- _Prompt_
Filter the data below for the string "screenshot" and copy each matching line.

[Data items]
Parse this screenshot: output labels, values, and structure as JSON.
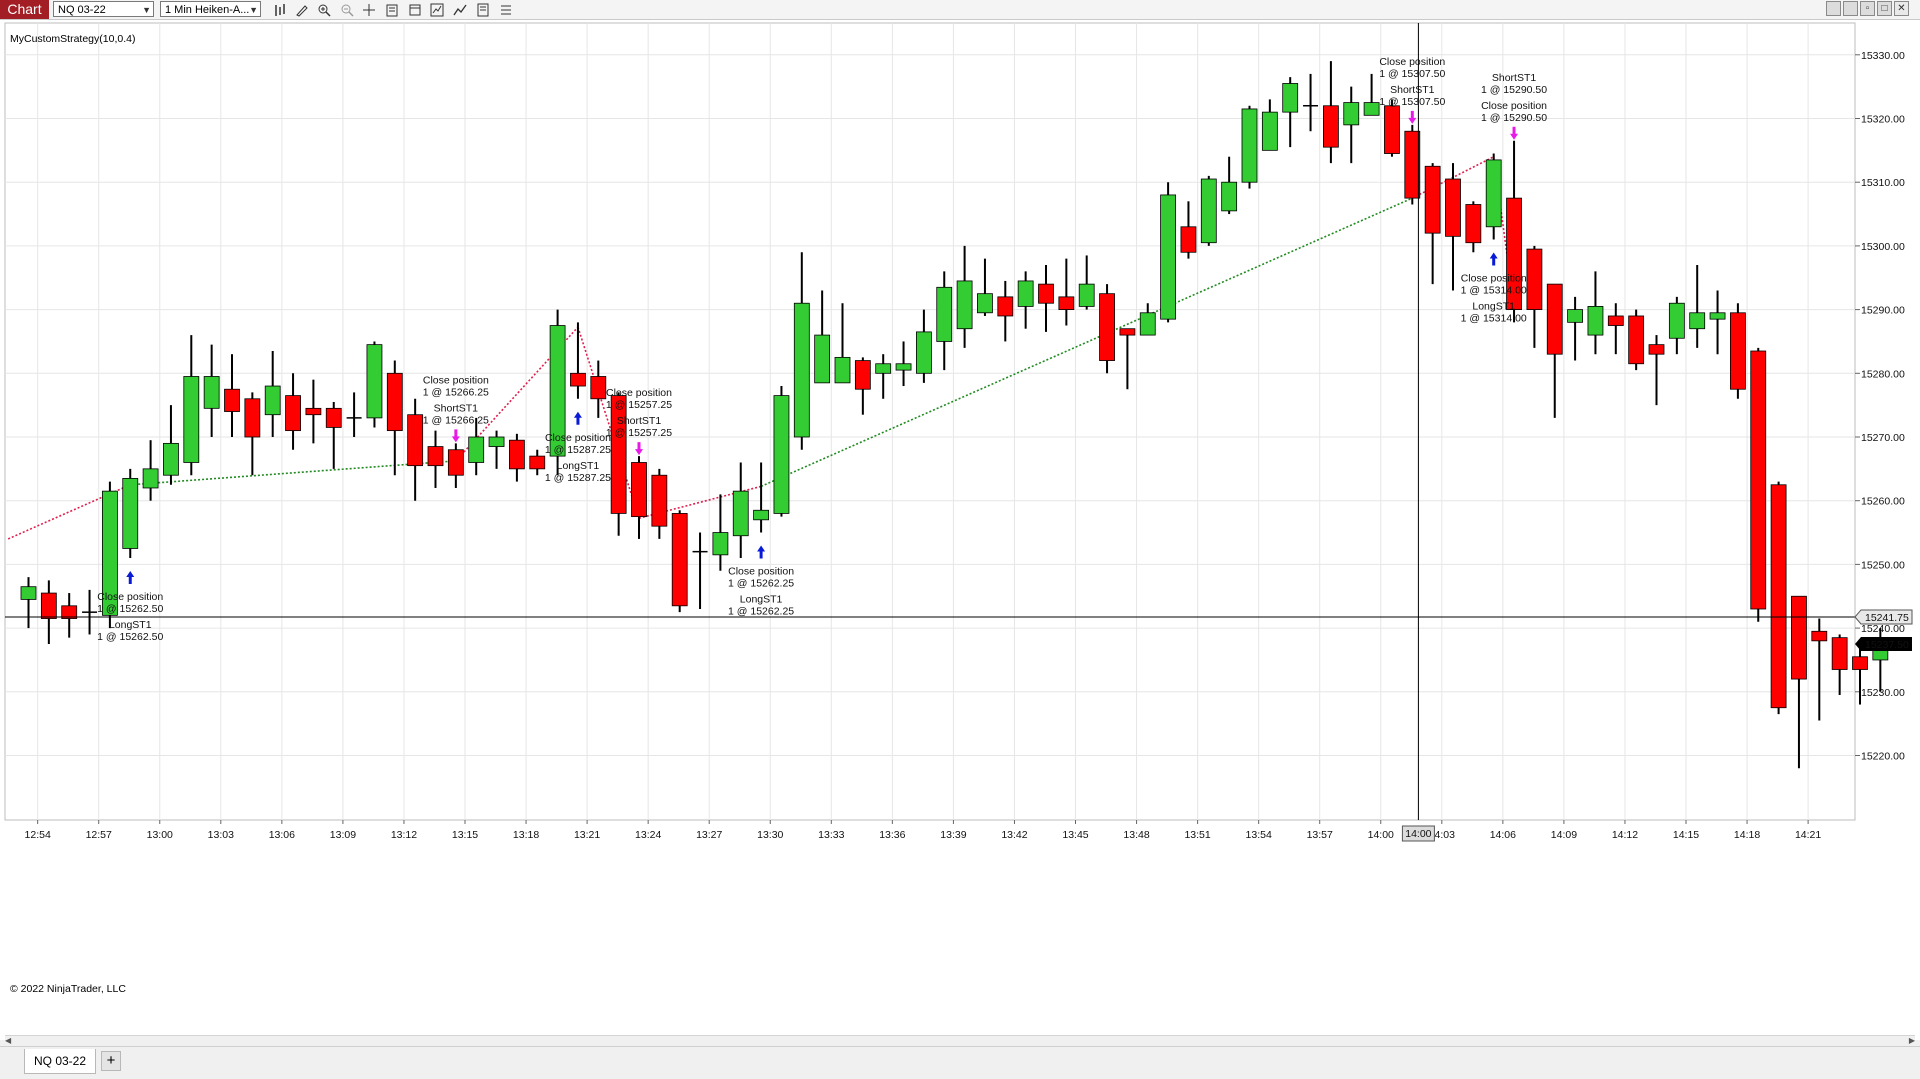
{
  "window": {
    "chart_tab": "Chart",
    "instrument_select": "NQ 03-22",
    "period_select": "1 Min Heiken-A...",
    "controls": [
      "minimize",
      "restore",
      "maximize",
      "close"
    ]
  },
  "toolbar_icons": [
    "bar-type-icon",
    "pencil-drawing-icon",
    "zoom-in-icon",
    "zoom-out-icon",
    "crosshair-icon",
    "data-box-icon",
    "properties-icon",
    "indicators-icon",
    "strategies-icon",
    "templates-icon",
    "list-icon"
  ],
  "chart": {
    "strategy_label": "MyCustomStrategy(10,0.4)",
    "copyright": "© 2022 NinjaTrader, LLC",
    "crosshair_time": "14:00",
    "crosshair_price": "15241.75",
    "last_price": "15237.50",
    "last_price_color": "#000000",
    "up_color": "#33cc33",
    "down_color": "#ff0000"
  },
  "chart_data": {
    "type": "candlestick",
    "y_axis": {
      "ticks": [
        15220.0,
        15230.0,
        15240.0,
        15250.0,
        15260.0,
        15270.0,
        15280.0,
        15290.0,
        15300.0,
        15310.0,
        15320.0,
        15330.0
      ],
      "tick_labels": [
        "15220.00",
        "15230.00",
        "15240.00",
        "15250.00",
        "15260.00",
        "15270.00",
        "15280.00",
        "15290.00",
        "15300.00",
        "15310.00",
        "15320.00",
        "15330.00"
      ],
      "range": [
        15212,
        15337
      ]
    },
    "x_axis": {
      "tick_labels": [
        "12:54",
        "12:57",
        "13:00",
        "13:03",
        "13:06",
        "13:09",
        "13:12",
        "13:15",
        "13:18",
        "13:21",
        "13:24",
        "13:27",
        "13:30",
        "13:33",
        "13:36",
        "13:39",
        "13:42",
        "13:45",
        "13:48",
        "13:51",
        "13:54",
        "13:57",
        "14:00",
        "14:03",
        "14:06",
        "14:09",
        "14:12",
        "14:15",
        "14:18",
        "14:21"
      ],
      "first_bar_time": "12:54",
      "interval_minutes": 1
    },
    "candles": [
      {
        "o": 15244.5,
        "c": 15246.5,
        "h": 15248,
        "l": 15240
      },
      {
        "o": 15245.5,
        "c": 15241.5,
        "h": 15247.5,
        "l": 15237.5
      },
      {
        "o": 15243.5,
        "c": 15241.5,
        "h": 15245.5,
        "l": 15238.5
      },
      {
        "o": 15242.5,
        "c": 15242.5,
        "h": 15246,
        "l": 15239
      },
      {
        "o": 15242,
        "c": 15261.5,
        "h": 15263,
        "l": 15240
      },
      {
        "o": 15252.5,
        "c": 15263.5,
        "h": 15265,
        "l": 15251
      },
      {
        "o": 15262,
        "c": 15265,
        "h": 15269.5,
        "l": 15260
      },
      {
        "o": 15264,
        "c": 15269,
        "h": 15275,
        "l": 15262.5
      },
      {
        "o": 15266,
        "c": 15279.5,
        "h": 15286,
        "l": 15264
      },
      {
        "o": 15274.5,
        "c": 15279.5,
        "h": 15284.5,
        "l": 15270
      },
      {
        "o": 15277.5,
        "c": 15274,
        "h": 15283,
        "l": 15270
      },
      {
        "o": 15276,
        "c": 15270,
        "h": 15277,
        "l": 15264
      },
      {
        "o": 15273.5,
        "c": 15278,
        "h": 15283.5,
        "l": 15270
      },
      {
        "o": 15276.5,
        "c": 15271,
        "h": 15280,
        "l": 15268
      },
      {
        "o": 15274.5,
        "c": 15273.5,
        "h": 15279,
        "l": 15269
      },
      {
        "o": 15274.5,
        "c": 15271.5,
        "h": 15275.5,
        "l": 15265
      },
      {
        "o": 15273,
        "c": 15273,
        "h": 15277,
        "l": 15270
      },
      {
        "o": 15273,
        "c": 15284.5,
        "h": 15285,
        "l": 15271.5
      },
      {
        "o": 15280,
        "c": 15271,
        "h": 15282,
        "l": 15264
      },
      {
        "o": 15273.5,
        "c": 15265.5,
        "h": 15276,
        "l": 15260
      },
      {
        "o": 15268.5,
        "c": 15265.5,
        "h": 15271,
        "l": 15262
      },
      {
        "o": 15268,
        "c": 15264,
        "h": 15269,
        "l": 15262
      },
      {
        "o": 15266,
        "c": 15270,
        "h": 15273,
        "l": 15264
      },
      {
        "o": 15268.5,
        "c": 15270,
        "h": 15271,
        "l": 15265
      },
      {
        "o": 15269.5,
        "c": 15265,
        "h": 15270.5,
        "l": 15263
      },
      {
        "o": 15267,
        "c": 15265,
        "h": 15268,
        "l": 15264
      },
      {
        "o": 15267,
        "c": 15287.5,
        "h": 15290,
        "l": 15264
      },
      {
        "o": 15280,
        "c": 15278,
        "h": 15288,
        "l": 15276
      },
      {
        "o": 15279.5,
        "c": 15276,
        "h": 15282,
        "l": 15273
      },
      {
        "o": 15276.5,
        "c": 15258,
        "h": 15277,
        "l": 15254.5
      },
      {
        "o": 15266,
        "c": 15257.5,
        "h": 15267,
        "l": 15254
      },
      {
        "o": 15264,
        "c": 15256,
        "h": 15265,
        "l": 15254
      },
      {
        "o": 15258,
        "c": 15243.5,
        "h": 15258.5,
        "l": 15242.5
      },
      {
        "o": 15252,
        "c": 15252,
        "h": 15255,
        "l": 15243
      },
      {
        "o": 15251.5,
        "c": 15255,
        "h": 15261,
        "l": 15249
      },
      {
        "o": 15254.5,
        "c": 15261.5,
        "h": 15266,
        "l": 15251
      },
      {
        "o": 15257,
        "c": 15258.5,
        "h": 15266,
        "l": 15255
      },
      {
        "o": 15258,
        "c": 15276.5,
        "h": 15278,
        "l": 15257.5
      },
      {
        "o": 15270,
        "c": 15291,
        "h": 15299,
        "l": 15268
      },
      {
        "o": 15278.5,
        "c": 15286,
        "h": 15293,
        "l": 15278.5
      },
      {
        "o": 15278.5,
        "c": 15282.5,
        "h": 15291,
        "l": 15278.5
      },
      {
        "o": 15282,
        "c": 15277.5,
        "h": 15282.5,
        "l": 15273.5
      },
      {
        "o": 15280,
        "c": 15281.5,
        "h": 15283,
        "l": 15276
      },
      {
        "o": 15280.5,
        "c": 15281.5,
        "h": 15285,
        "l": 15278
      },
      {
        "o": 15280,
        "c": 15286.5,
        "h": 15290,
        "l": 15278.5
      },
      {
        "o": 15285,
        "c": 15293.5,
        "h": 15296,
        "l": 15280.5
      },
      {
        "o": 15287,
        "c": 15294.5,
        "h": 15300,
        "l": 15284
      },
      {
        "o": 15289.5,
        "c": 15292.5,
        "h": 15298,
        "l": 15289
      },
      {
        "o": 15292,
        "c": 15289,
        "h": 15294.5,
        "l": 15285
      },
      {
        "o": 15290.5,
        "c": 15294.5,
        "h": 15296,
        "l": 15287
      },
      {
        "o": 15294,
        "c": 15291,
        "h": 15297,
        "l": 15286.5
      },
      {
        "o": 15292,
        "c": 15290,
        "h": 15298,
        "l": 15287.5
      },
      {
        "o": 15290.5,
        "c": 15294,
        "h": 15298.5,
        "l": 15290
      },
      {
        "o": 15292.5,
        "c": 15282,
        "h": 15294,
        "l": 15280
      },
      {
        "o": 15287,
        "c": 15286,
        "h": 15287,
        "l": 15277.5
      },
      {
        "o": 15286,
        "c": 15289.5,
        "h": 15291,
        "l": 15286
      },
      {
        "o": 15288.5,
        "c": 15308,
        "h": 15310,
        "l": 15288
      },
      {
        "o": 15303,
        "c": 15299,
        "h": 15307,
        "l": 15298
      },
      {
        "o": 15300.5,
        "c": 15310.5,
        "h": 15311,
        "l": 15300
      },
      {
        "o": 15305.5,
        "c": 15310,
        "h": 15314,
        "l": 15305
      },
      {
        "o": 15310,
        "c": 15321.5,
        "h": 15322,
        "l": 15309
      },
      {
        "o": 15315,
        "c": 15321,
        "h": 15323,
        "l": 15315
      },
      {
        "o": 15321,
        "c": 15325.5,
        "h": 15326.5,
        "l": 15315.5
      },
      {
        "o": 15322,
        "c": 15322,
        "h": 15327,
        "l": 15318
      },
      {
        "o": 15322,
        "c": 15315.5,
        "h": 15329,
        "l": 15313
      },
      {
        "o": 15319,
        "c": 15322.5,
        "h": 15325,
        "l": 15313
      },
      {
        "o": 15320.5,
        "c": 15322.5,
        "h": 15327,
        "l": 15321
      },
      {
        "o": 15322,
        "c": 15314.5,
        "h": 15323,
        "l": 15314
      },
      {
        "o": 15318,
        "c": 15307.5,
        "h": 15319,
        "l": 15306.5
      },
      {
        "o": 15312.5,
        "c": 15302,
        "h": 15313,
        "l": 15294
      },
      {
        "o": 15310.5,
        "c": 15301.5,
        "h": 15313,
        "l": 15293
      },
      {
        "o": 15306.5,
        "c": 15300.5,
        "h": 15307,
        "l": 15299
      },
      {
        "o": 15303,
        "c": 15313.5,
        "h": 15314.5,
        "l": 15301
      },
      {
        "o": 15307.5,
        "c": 15290,
        "h": 15316.5,
        "l": 15288
      },
      {
        "o": 15299.5,
        "c": 15290,
        "h": 15300,
        "l": 15284
      },
      {
        "o": 15294,
        "c": 15283,
        "h": 15294,
        "l": 15273
      },
      {
        "o": 15288,
        "c": 15290,
        "h": 15292,
        "l": 15282
      },
      {
        "o": 15286,
        "c": 15290.5,
        "h": 15296,
        "l": 15283
      },
      {
        "o": 15289,
        "c": 15287.5,
        "h": 15291,
        "l": 15283
      },
      {
        "o": 15289,
        "c": 15281.5,
        "h": 15290,
        "l": 15280.5
      },
      {
        "o": 15284.5,
        "c": 15283,
        "h": 15286,
        "l": 15275
      },
      {
        "o": 15285.5,
        "c": 15291,
        "h": 15292,
        "l": 15283
      },
      {
        "o": 15287,
        "c": 15289.5,
        "h": 15297,
        "l": 15284
      },
      {
        "o": 15288.5,
        "c": 15289.5,
        "h": 15293,
        "l": 15283
      },
      {
        "o": 15289.5,
        "c": 15277.5,
        "h": 15291,
        "l": 15276
      },
      {
        "o": 15283.5,
        "c": 15243,
        "h": 15284,
        "l": 15241
      },
      {
        "o": 15262.5,
        "c": 15227.5,
        "h": 15263,
        "l": 15226.5
      },
      {
        "o": 15245,
        "c": 15232,
        "h": 15245,
        "l": 15218
      },
      {
        "o": 15239.5,
        "c": 15238,
        "h": 15241.5,
        "l": 15225.5
      },
      {
        "o": 15238.5,
        "c": 15233.5,
        "h": 15239,
        "l": 15229.5
      },
      {
        "o": 15235.5,
        "c": 15233.5,
        "h": 15238,
        "l": 15228
      },
      {
        "o": 15235,
        "c": 15237.5,
        "h": 15240,
        "l": 15230
      }
    ],
    "executions": [
      {
        "bar": 5,
        "type": "long",
        "text": [
          "Close position",
          "1 @ 15262.50",
          "LongST1",
          "1 @ 15262.50"
        ]
      },
      {
        "bar": 21,
        "type": "short",
        "text": [
          "Close position",
          "1 @ 15266.25",
          "ShortST1",
          "1 @ 15266.25"
        ]
      },
      {
        "bar": 27,
        "type": "long",
        "text": [
          "Close position",
          "1 @ 15287.25",
          "LongST1",
          "1 @ 15287.25"
        ]
      },
      {
        "bar": 30,
        "type": "short",
        "text": [
          "Close position",
          "1 @ 15257.25",
          "ShortST1",
          "1 @ 15257.25"
        ]
      },
      {
        "bar": 36,
        "type": "long",
        "text": [
          "Close position",
          "1 @ 15262.25",
          "LongST1",
          "1 @ 15262.25"
        ]
      },
      {
        "bar": 68,
        "type": "short",
        "text": [
          "Close position",
          "1 @ 15307.50",
          "ShortST1",
          "1 @ 15307.50"
        ]
      },
      {
        "bar": 72,
        "type": "long",
        "text": [
          "Close position",
          "1 @ 15314.00",
          "LongST1",
          "1 @ 15314.00"
        ]
      },
      {
        "bar": 73,
        "type": "short",
        "text": [
          "ShortST1",
          "1 @ 15290.50",
          "Close position",
          "1 @ 15290.50"
        ]
      }
    ],
    "trade_lines": [
      {
        "from": [
          -1,
          15254
        ],
        "to": [
          5,
          15262.5
        ],
        "color": "#e0204f"
      },
      {
        "from": [
          5,
          15262.5
        ],
        "to": [
          21,
          15266.25
        ],
        "color": "#228b22"
      },
      {
        "from": [
          21,
          15266.25
        ],
        "to": [
          27,
          15287.25
        ],
        "color": "#e0204f"
      },
      {
        "from": [
          27,
          15287.25
        ],
        "to": [
          30,
          15257.25
        ],
        "color": "#e0204f"
      },
      {
        "from": [
          30,
          15257.25
        ],
        "to": [
          36,
          15262.25
        ],
        "color": "#e0204f"
      },
      {
        "from": [
          36,
          15262.25
        ],
        "to": [
          68,
          15307.5
        ],
        "color": "#228b22"
      },
      {
        "from": [
          68,
          15307.5
        ],
        "to": [
          72,
          15314
        ],
        "color": "#e0204f"
      },
      {
        "from": [
          72,
          15314
        ],
        "to": [
          73,
          15290.5
        ],
        "color": "#e0204f"
      }
    ]
  },
  "bottom_tabs": {
    "instrument_tab": "NQ 03-22",
    "add_tab": "+"
  }
}
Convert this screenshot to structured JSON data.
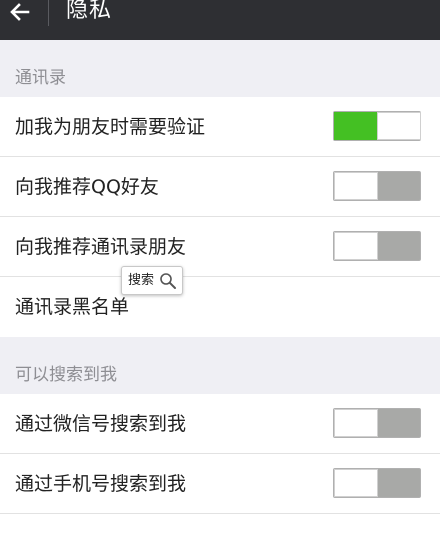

- _Response area_
Parse this screenshot: output labels, values, and structure as JSON.
Convert this screenshot to structured JSON data.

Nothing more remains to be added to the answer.